- **Excerpts from an interface dataset**:
■ ■ ■ ■

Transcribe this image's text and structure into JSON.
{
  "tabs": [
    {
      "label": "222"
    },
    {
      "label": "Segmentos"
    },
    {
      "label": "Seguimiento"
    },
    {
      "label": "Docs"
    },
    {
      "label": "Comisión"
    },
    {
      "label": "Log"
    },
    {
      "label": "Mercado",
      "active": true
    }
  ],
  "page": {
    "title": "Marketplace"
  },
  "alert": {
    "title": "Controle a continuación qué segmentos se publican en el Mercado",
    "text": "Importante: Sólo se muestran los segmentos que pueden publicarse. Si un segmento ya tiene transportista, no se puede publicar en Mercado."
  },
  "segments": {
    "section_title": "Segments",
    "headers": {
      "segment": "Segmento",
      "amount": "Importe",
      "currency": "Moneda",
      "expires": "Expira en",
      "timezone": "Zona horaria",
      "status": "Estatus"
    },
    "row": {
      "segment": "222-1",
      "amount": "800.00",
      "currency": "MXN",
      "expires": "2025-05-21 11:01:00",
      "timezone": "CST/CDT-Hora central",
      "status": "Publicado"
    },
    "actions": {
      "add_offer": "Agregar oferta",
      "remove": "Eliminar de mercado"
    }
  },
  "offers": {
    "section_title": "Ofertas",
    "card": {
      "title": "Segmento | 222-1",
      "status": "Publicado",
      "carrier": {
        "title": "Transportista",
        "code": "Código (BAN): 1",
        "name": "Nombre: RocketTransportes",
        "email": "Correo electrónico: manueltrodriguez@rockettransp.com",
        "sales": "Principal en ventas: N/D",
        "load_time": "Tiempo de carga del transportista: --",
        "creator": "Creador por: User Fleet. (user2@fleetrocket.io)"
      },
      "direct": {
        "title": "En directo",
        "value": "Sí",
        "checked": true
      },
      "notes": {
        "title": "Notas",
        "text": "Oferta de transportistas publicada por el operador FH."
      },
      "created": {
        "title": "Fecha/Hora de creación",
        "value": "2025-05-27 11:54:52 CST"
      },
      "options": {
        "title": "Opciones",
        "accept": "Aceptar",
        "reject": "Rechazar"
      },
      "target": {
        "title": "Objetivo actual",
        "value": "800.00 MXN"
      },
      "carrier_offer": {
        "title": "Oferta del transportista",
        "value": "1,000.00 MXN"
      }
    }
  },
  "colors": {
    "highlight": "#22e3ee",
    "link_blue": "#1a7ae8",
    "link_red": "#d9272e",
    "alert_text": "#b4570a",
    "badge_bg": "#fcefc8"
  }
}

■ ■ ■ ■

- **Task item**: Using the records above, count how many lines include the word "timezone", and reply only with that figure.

- **Task output**: 2